(Records from a data collection)
_ _ _ _ _
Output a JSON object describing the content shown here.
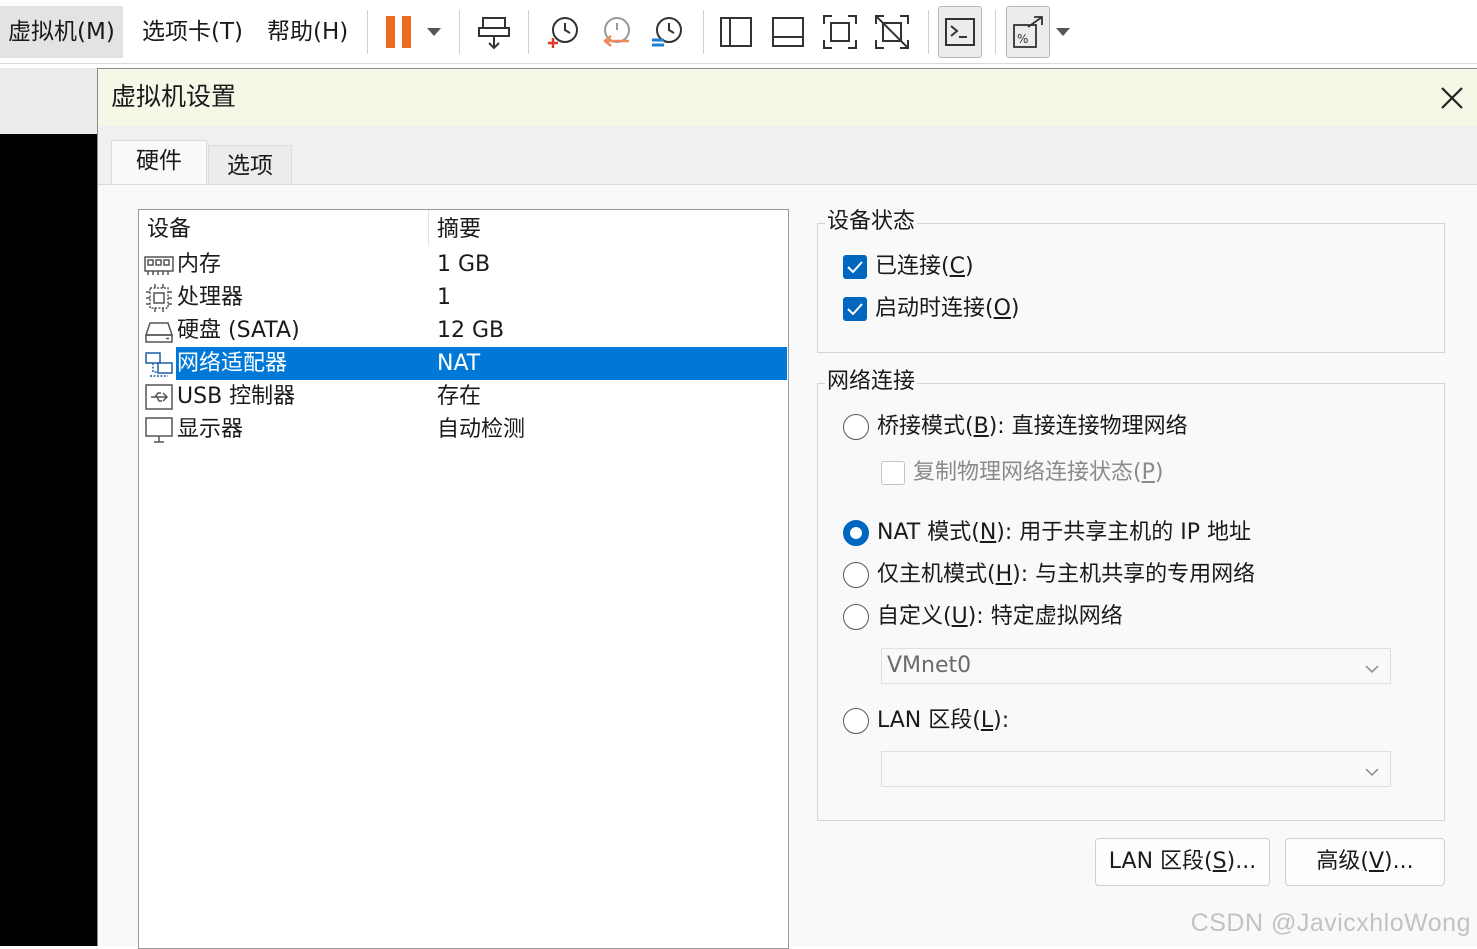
{
  "menu": {
    "vm": "虚拟机(M)",
    "tabs": "选项卡(T)",
    "help": "帮助(H)"
  },
  "toolbar_icons": [
    "pause-icon",
    "dropdown-arrow-icon",
    "send-keys-icon",
    "snapshot-take-icon",
    "snapshot-revert-icon",
    "snapshot-manager-icon",
    "library-view-icon",
    "thumbnail-view-icon",
    "fullscreen-icon",
    "unity-icon",
    "console-icon",
    "stretch-icon"
  ],
  "dialog": {
    "title": "虚拟机设置",
    "tabs": [
      "硬件",
      "选项"
    ]
  },
  "devices": {
    "header": {
      "device": "设备",
      "summary": "摘要"
    },
    "rows": [
      {
        "name": "内存",
        "summary": "1 GB",
        "icon": "memory-icon"
      },
      {
        "name": "处理器",
        "summary": "1",
        "icon": "processor-icon"
      },
      {
        "name": "硬盘 (SATA)",
        "summary": "12 GB",
        "icon": "hard-disk-icon"
      },
      {
        "name": "网络适配器",
        "summary": "NAT",
        "icon": "network-adapter-icon",
        "selected": true
      },
      {
        "name": "USB 控制器",
        "summary": "存在",
        "icon": "usb-icon"
      },
      {
        "name": "显示器",
        "summary": "自动检测",
        "icon": "display-icon"
      }
    ]
  },
  "device_status": {
    "label": "设备状态",
    "connected": {
      "text": "已连接(",
      "key": "C",
      "end": ")",
      "checked": true
    },
    "connect_at_power_on": {
      "text": "启动时连接(",
      "key": "O",
      "end": ")",
      "checked": true
    }
  },
  "network": {
    "label": "网络连接",
    "bridged": {
      "text": "桥接模式(",
      "key": "B",
      "end": "): 直接连接物理网络",
      "selected": false
    },
    "replicate": {
      "text": "复制物理网络连接状态(",
      "key": "P",
      "end": ")",
      "checked": false
    },
    "nat": {
      "text": "NAT 模式(",
      "key": "N",
      "end": "): 用于共享主机的 IP 地址",
      "selected": true
    },
    "host_only": {
      "text": "仅主机模式(",
      "key": "H",
      "end": "): 与主机共享的专用网络",
      "selected": false
    },
    "custom": {
      "text": "自定义(",
      "key": "U",
      "end": "): 特定虚拟网络",
      "selected": false
    },
    "custom_select": "VMnet0",
    "lan_segment": {
      "text": "LAN 区段(",
      "key": "L",
      "end": "):",
      "selected": false
    },
    "lan_select": ""
  },
  "buttons": {
    "lan_segments": {
      "text": "LAN 区段(",
      "key": "S",
      "end": ")..."
    },
    "advanced": {
      "text": "高级(",
      "key": "V",
      "end": ")..."
    }
  },
  "watermark": "CSDN @JavicxhloWong",
  "colors": {
    "accent": "#0067c0",
    "selection": "#0078d7",
    "pause": "#f06b1f",
    "titlebar": "#f4f8e6"
  }
}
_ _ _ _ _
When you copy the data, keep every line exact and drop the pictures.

Output a JSON object describing the content shown here.
{
  "menu": {
    "vm": "虚拟机(M)",
    "tabs": "选项卡(T)",
    "help": "帮助(H)"
  },
  "toolbar_icons": [
    "pause-icon",
    "dropdown-arrow-icon",
    "send-keys-icon",
    "snapshot-take-icon",
    "snapshot-revert-icon",
    "snapshot-manager-icon",
    "library-view-icon",
    "thumbnail-view-icon",
    "fullscreen-icon",
    "unity-icon",
    "console-icon",
    "stretch-icon"
  ],
  "dialog": {
    "title": "虚拟机设置",
    "tabs": [
      "硬件",
      "选项"
    ]
  },
  "devices": {
    "header": {
      "device": "设备",
      "summary": "摘要"
    },
    "rows": [
      {
        "name": "内存",
        "summary": "1 GB",
        "icon": "memory-icon"
      },
      {
        "name": "处理器",
        "summary": "1",
        "icon": "processor-icon"
      },
      {
        "name": "硬盘 (SATA)",
        "summary": "12 GB",
        "icon": "hard-disk-icon"
      },
      {
        "name": "网络适配器",
        "summary": "NAT",
        "icon": "network-adapter-icon",
        "selected": true
      },
      {
        "name": "USB 控制器",
        "summary": "存在",
        "icon": "usb-icon"
      },
      {
        "name": "显示器",
        "summary": "自动检测",
        "icon": "display-icon"
      }
    ]
  },
  "device_status": {
    "label": "设备状态",
    "connected": {
      "text": "已连接(",
      "key": "C",
      "end": ")",
      "checked": true
    },
    "connect_at_power_on": {
      "text": "启动时连接(",
      "key": "O",
      "end": ")",
      "checked": true
    }
  },
  "network": {
    "label": "网络连接",
    "bridged": {
      "text": "桥接模式(",
      "key": "B",
      "end": "): 直接连接物理网络",
      "selected": false
    },
    "replicate": {
      "text": "复制物理网络连接状态(",
      "key": "P",
      "end": ")",
      "checked": false
    },
    "nat": {
      "text": "NAT 模式(",
      "key": "N",
      "end": "): 用于共享主机的 IP 地址",
      "selected": true
    },
    "host_only": {
      "text": "仅主机模式(",
      "key": "H",
      "end": "): 与主机共享的专用网络",
      "selected": false
    },
    "custom": {
      "text": "自定义(",
      "key": "U",
      "end": "): 特定虚拟网络",
      "selected": false
    },
    "custom_select": "VMnet0",
    "lan_segment": {
      "text": "LAN 区段(",
      "key": "L",
      "end": "):",
      "selected": false
    },
    "lan_select": ""
  },
  "buttons": {
    "lan_segments": {
      "text": "LAN 区段(",
      "key": "S",
      "end": ")..."
    },
    "advanced": {
      "text": "高级(",
      "key": "V",
      "end": ")..."
    }
  },
  "watermark": "CSDN @JavicxhloWong",
  "colors": {
    "accent": "#0067c0",
    "selection": "#0078d7",
    "pause": "#f06b1f",
    "titlebar": "#f4f8e6"
  }
}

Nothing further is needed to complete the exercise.